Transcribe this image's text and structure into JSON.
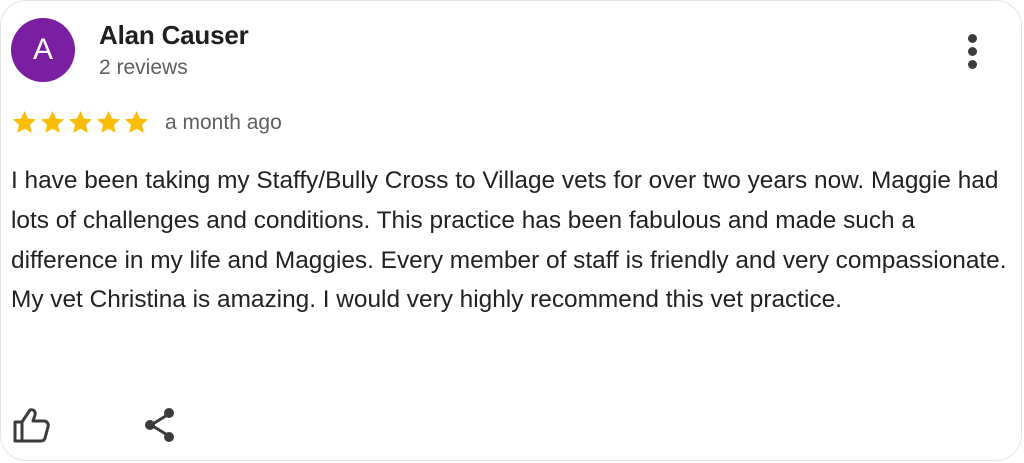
{
  "reviewer": {
    "initial": "A",
    "name": "Alan Causer",
    "reviews_count": "2 reviews",
    "avatar_color": "#7b1fa2"
  },
  "review": {
    "rating": 5,
    "max_rating": 5,
    "star_color": "#fbbc04",
    "date": "a month ago",
    "text": "I have been taking my Staffy/Bully Cross to Village vets for over two years now. Maggie had lots of challenges and conditions. This practice has been fabulous and made such a difference in my life and Maggies. Every member of staff is friendly and very compassionate. My vet Christina is amazing. I would very highly recommend this vet practice."
  },
  "actions": {
    "more_icon": "more-vert-icon",
    "like_icon": "thumbs-up-icon",
    "share_icon": "share-icon"
  }
}
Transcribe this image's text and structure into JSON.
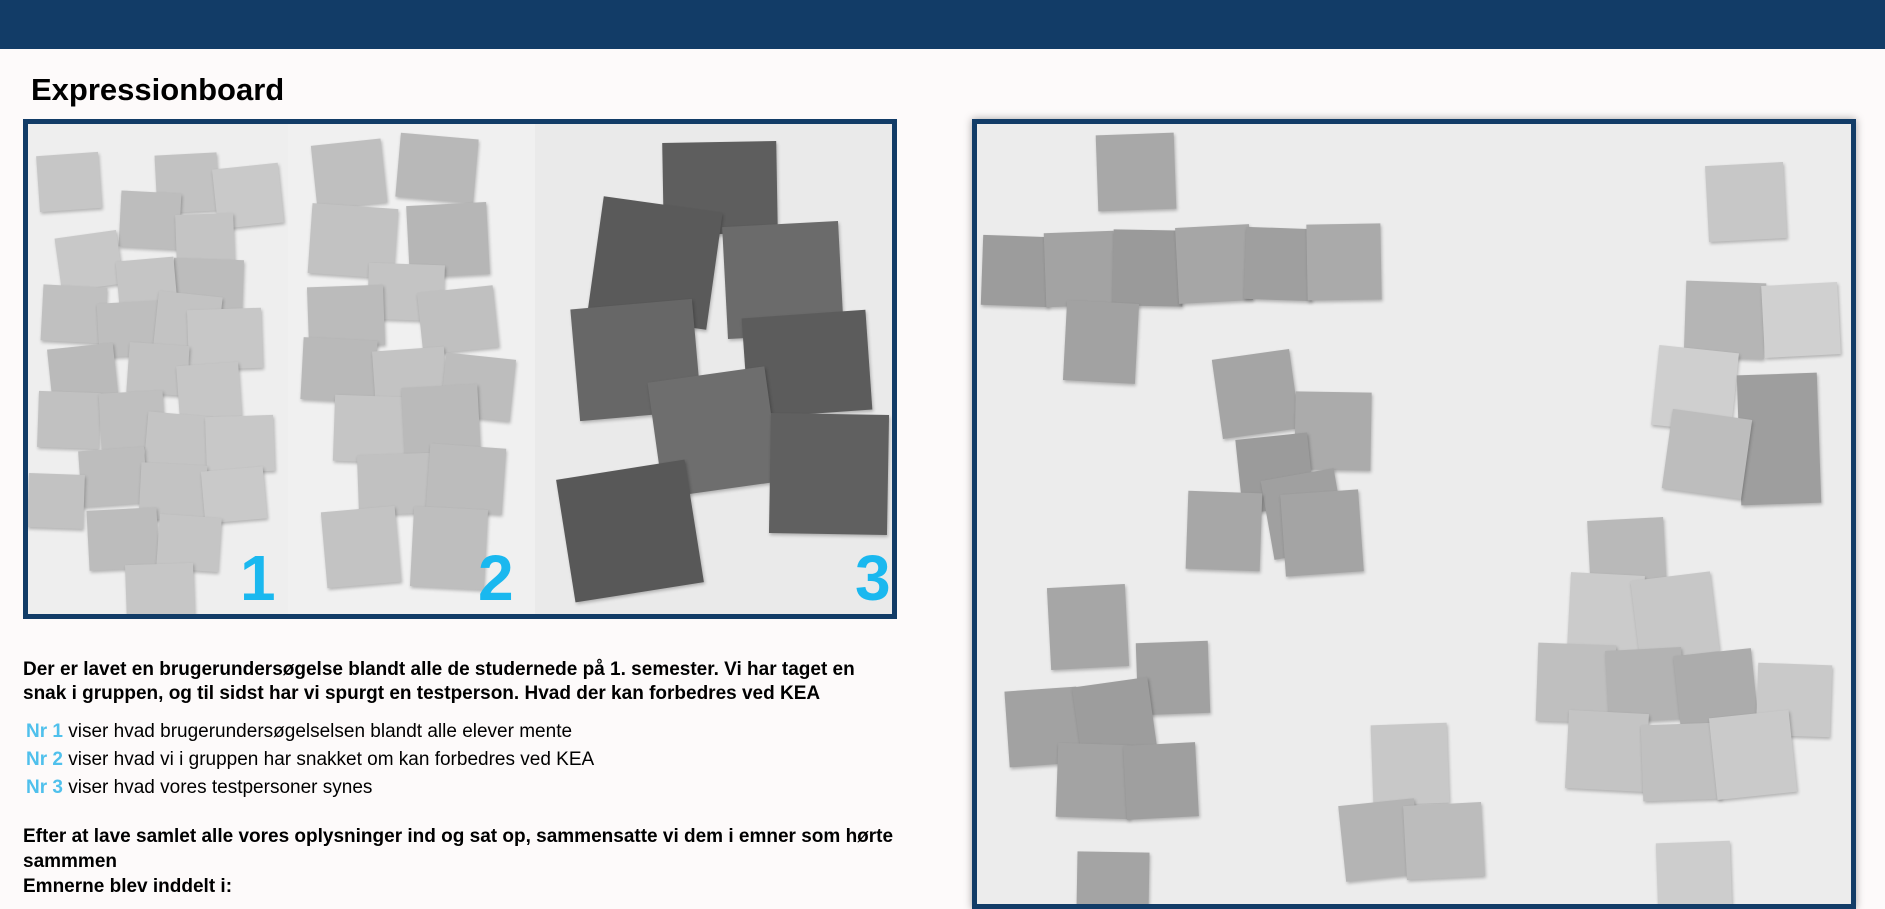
{
  "header": {
    "color": "#123c67"
  },
  "page_title": "Expressionboard",
  "left_photo": {
    "panels": [
      {
        "number": "1"
      },
      {
        "number": "2"
      },
      {
        "number": "3"
      }
    ],
    "number_color": "#1ab8ef"
  },
  "text": {
    "intro": "Der er lavet en brugerundersøgelse blandt alle de studernede på 1. semester. Vi har taget en snak i gruppen, og til sidst har vi spurgt en testperson. Hvad der kan forbedres ved KEA",
    "items": [
      {
        "label": "Nr 1",
        "text": "viser hvad brugerundersøgelselsen blandt alle elever mente"
      },
      {
        "label": "Nr 2",
        "text": "viser hvad vi i gruppen har snakket om kan forbedres ved KEA"
      },
      {
        "label": "Nr 3",
        "text": "viser hvad vores testpersoner synes"
      }
    ],
    "after_line1": "Efter at lave samlet alle vores oplysninger ind og sat op, sammensatte vi dem i emner som hørte sammmen",
    "after_line2": "Emnerne blev inddelt i:"
  }
}
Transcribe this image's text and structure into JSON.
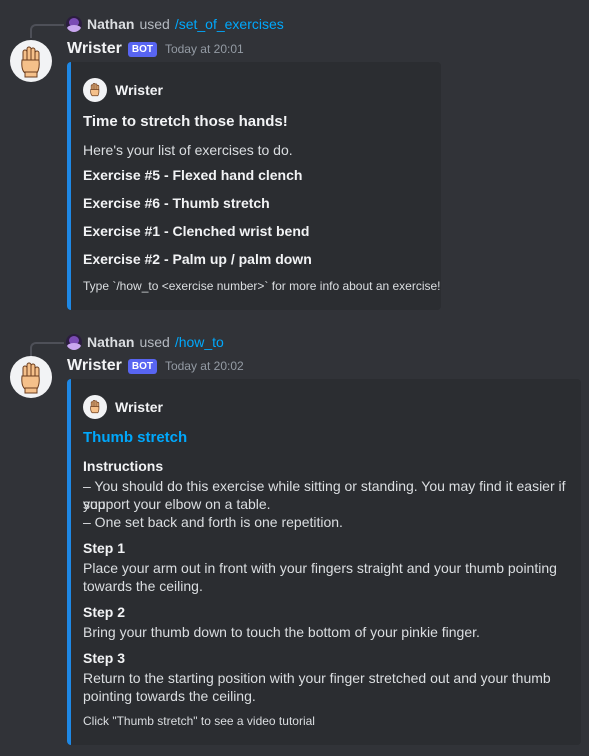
{
  "accent_color": "#1e88e5",
  "messages": [
    {
      "reply": {
        "user": "Nathan",
        "used": "used",
        "command": "/set_of_exercises"
      },
      "author": "Wrister",
      "badge": "BOT",
      "timestamp": "Today at 20:01",
      "embed": {
        "author": "Wrister",
        "title": "Time to stretch those hands!",
        "description": "Here's your list of exercises to do.",
        "exercises": [
          "Exercise #5 - Flexed hand clench",
          "Exercise #6 - Thumb stretch",
          "Exercise #1 - Clenched wrist bend",
          "Exercise #2 - Palm up / palm down"
        ],
        "footer": "Type `/how_to <exercise number>` for more info about an exercise!"
      }
    },
    {
      "reply": {
        "user": "Nathan",
        "used": "used",
        "command": "/how_to"
      },
      "author": "Wrister",
      "badge": "BOT",
      "timestamp": "Today at 20:02",
      "embed": {
        "author": "Wrister",
        "title": "Thumb stretch",
        "fields": [
          {
            "name": "Instructions",
            "lines": [
              "– You should do this exercise while sitting or standing. You may find it easier if you",
              "support your elbow on a table.",
              "– One set back and forth is one repetition."
            ]
          },
          {
            "name": "Step 1",
            "lines": [
              "Place your arm out in front with your fingers straight and your thumb pointing",
              "towards the ceiling."
            ]
          },
          {
            "name": "Step 2",
            "lines": [
              "Bring your thumb down to touch the bottom of your pinkie finger."
            ]
          },
          {
            "name": "Step 3",
            "lines": [
              "Return to the starting position with your finger stretched out and your thumb",
              "pointing towards the ceiling."
            ]
          }
        ],
        "footer": "Click \"Thumb stretch\" to see a video tutorial"
      }
    }
  ]
}
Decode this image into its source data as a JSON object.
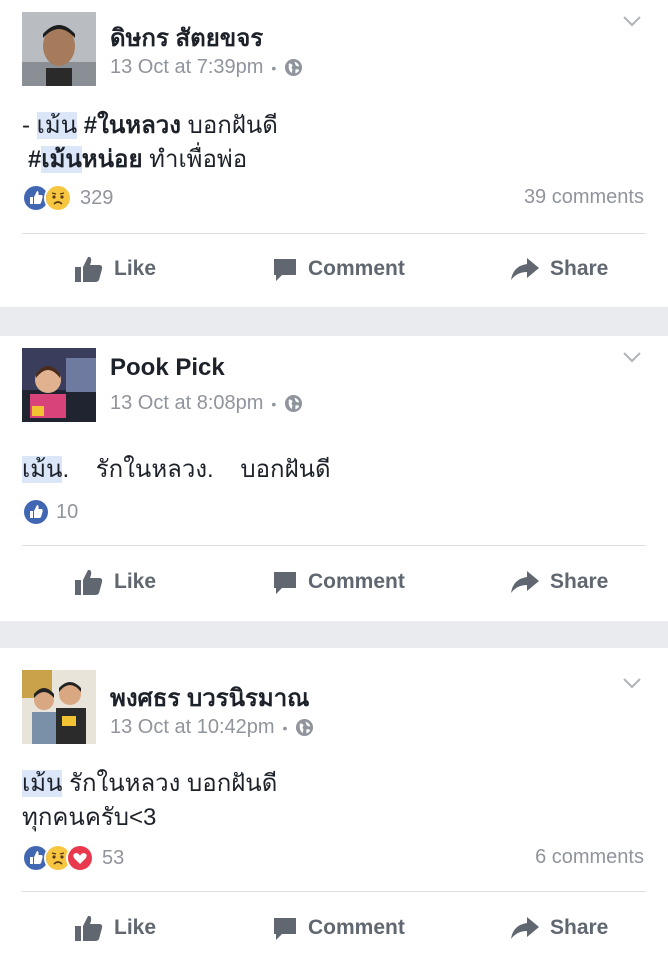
{
  "posts": [
    {
      "author": "ดิษกร สัตยขจร",
      "time": "13 Oct at 7:39pm",
      "lines": [
        {
          "prefix": "- ",
          "hl": "เม้น",
          "tag": " #ในหลวง",
          "rest": " บอกฝันดี"
        },
        {
          "prefix": "",
          "hl": "",
          "tag": "#เม้นหน่อย",
          "rest": " ทำเพื่อพ่อ"
        }
      ],
      "reaction_count": "329",
      "comments": "39 comments"
    },
    {
      "author": "Pook Pick",
      "time": "13 Oct at 8:08pm",
      "lines": [
        {
          "prefix": "",
          "hl": "เม้น",
          "tag": "",
          "rest": ".    รักในหลวง.    บอกฝันดี"
        }
      ],
      "reaction_count": "10",
      "comments": ""
    },
    {
      "author": "พงศธร บวรนิรมาณ",
      "time": "13 Oct at 10:42pm",
      "lines": [
        {
          "prefix": "",
          "hl": "เม้น",
          "tag": "",
          "rest": " รักในหลวง บอกฝันดี"
        },
        {
          "prefix": "",
          "hl": "",
          "tag": "",
          "rest": "ทุกคนครับ<3"
        }
      ],
      "reaction_count": "53",
      "comments": "6 comments"
    }
  ],
  "actions": {
    "like": "Like",
    "comment": "Comment",
    "share": "Share"
  },
  "meta": {
    "separator": "•"
  },
  "colors": {
    "like_blue": "#4267b2",
    "love_red": "#e9394f",
    "sad_yellow": "#f7c640",
    "secondary_text": "#90949c",
    "feed_bg": "#e9ebee"
  }
}
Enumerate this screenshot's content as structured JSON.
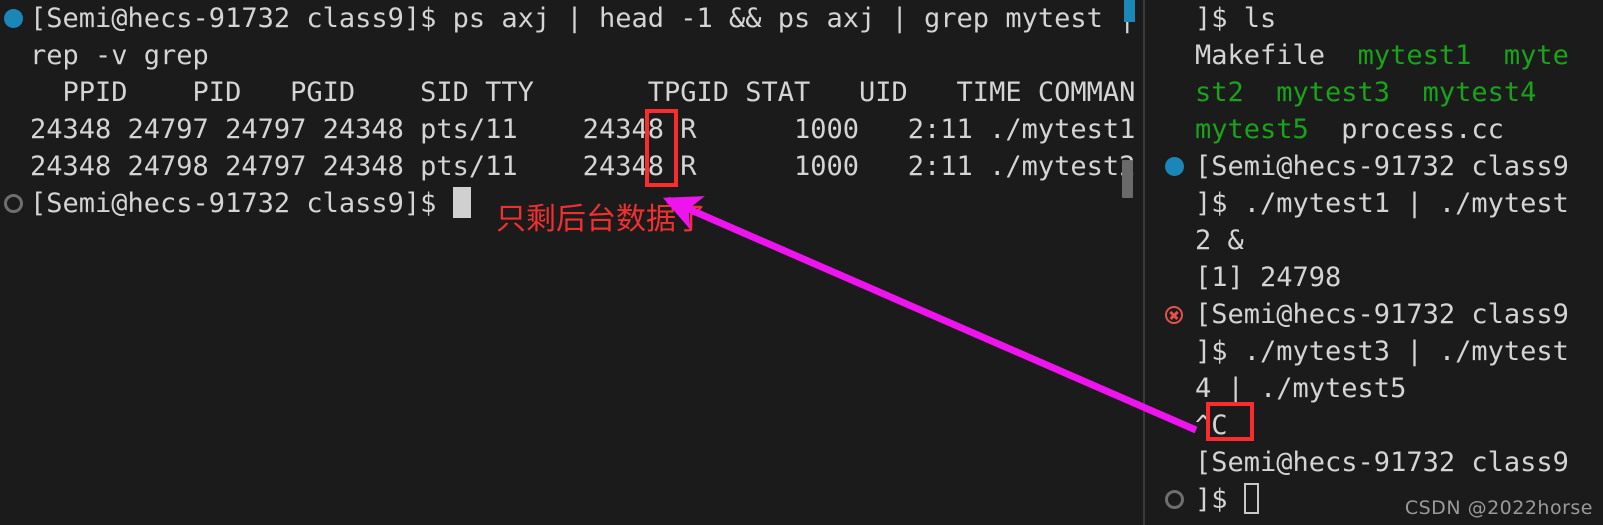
{
  "colors": {
    "background": "#1b1b1b",
    "foreground": "#d4d4d4",
    "green": "#19a319",
    "annotation_red": "#f03030",
    "box_red": "#fc2c2c",
    "arrow_magenta": "#ee14ee",
    "marker_blue": "#1b86b8",
    "marker_error": "#e8504a",
    "divider": "#3a3a3a",
    "watermark": "#9a9a9a"
  },
  "left_pane": {
    "name": "left-terminal-pane",
    "lines": [
      {
        "marker": "dot-active",
        "text": "[Semi@hecs-91732 class9]$ ps axj | head -1 && ps axj | grep mytest | g"
      },
      {
        "marker": "none",
        "text": "rep -v grep"
      },
      {
        "marker": "none",
        "text": "  PPID    PID   PGID    SID TTY       TPGID STAT   UID   TIME COMMAND"
      },
      {
        "marker": "none",
        "text": "24348 24797 24797 24348 pts/11    24348 R      1000   2:11 ./mytest1"
      },
      {
        "marker": "none",
        "text": "24348 24798 24797 24348 pts/11    24348 R      1000   2:11 ./mytest2"
      },
      {
        "marker": "dot-idle",
        "text": "[Semi@hecs-91732 class9]$ ",
        "cursor": "block"
      }
    ]
  },
  "right_pane": {
    "name": "right-terminal-pane",
    "lines": [
      {
        "marker": "none",
        "segments": [
          {
            "text": "]$ ls",
            "style": "txt"
          }
        ]
      },
      {
        "marker": "none",
        "segments": [
          {
            "text": "Makefile  ",
            "style": "txt"
          },
          {
            "text": "mytest1  myte",
            "style": "green"
          }
        ]
      },
      {
        "marker": "none",
        "segments": [
          {
            "text": "st2  mytest3  mytest4",
            "style": "green"
          }
        ]
      },
      {
        "marker": "none",
        "segments": [
          {
            "text": "mytest5",
            "style": "green"
          },
          {
            "text": "  process.cc",
            "style": "txt"
          }
        ]
      },
      {
        "marker": "dot-active",
        "segments": [
          {
            "text": "[Semi@hecs-91732 class9",
            "style": "txt"
          }
        ]
      },
      {
        "marker": "none",
        "segments": [
          {
            "text": "]$ ./mytest1 | ./mytest",
            "style": "txt"
          }
        ]
      },
      {
        "marker": "none",
        "segments": [
          {
            "text": "2 &",
            "style": "txt"
          }
        ]
      },
      {
        "marker": "none",
        "segments": [
          {
            "text": "[1] 24798",
            "style": "txt"
          }
        ]
      },
      {
        "marker": "err",
        "segments": [
          {
            "text": "[Semi@hecs-91732 class9",
            "style": "txt"
          }
        ]
      },
      {
        "marker": "none",
        "segments": [
          {
            "text": "]$ ./mytest3 | ./mytest",
            "style": "txt"
          }
        ]
      },
      {
        "marker": "none",
        "segments": [
          {
            "text": "4 | ./mytest5",
            "style": "txt"
          }
        ]
      },
      {
        "marker": "none",
        "segments": [
          {
            "text": "^C",
            "style": "txt"
          }
        ]
      },
      {
        "marker": "none",
        "segments": [
          {
            "text": "[Semi@hecs-91732 class9",
            "style": "txt"
          }
        ]
      },
      {
        "marker": "dot-idle",
        "segments": [
          {
            "text": "]$ ",
            "style": "txt"
          }
        ],
        "cursor": "outline"
      }
    ]
  },
  "annotations": {
    "chinese_note": "只剩后台数据了",
    "stat_box_label": "R",
    "ctrlc_box_label": "^C"
  },
  "watermark": {
    "text": "CSDN @2022horse"
  }
}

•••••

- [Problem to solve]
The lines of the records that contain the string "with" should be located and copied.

- [Solution for this problem]
              "Place your arm out in front with your fingers straight and your thumb pointing",
              "Return to the starting position with your finger stretched out and your thumb",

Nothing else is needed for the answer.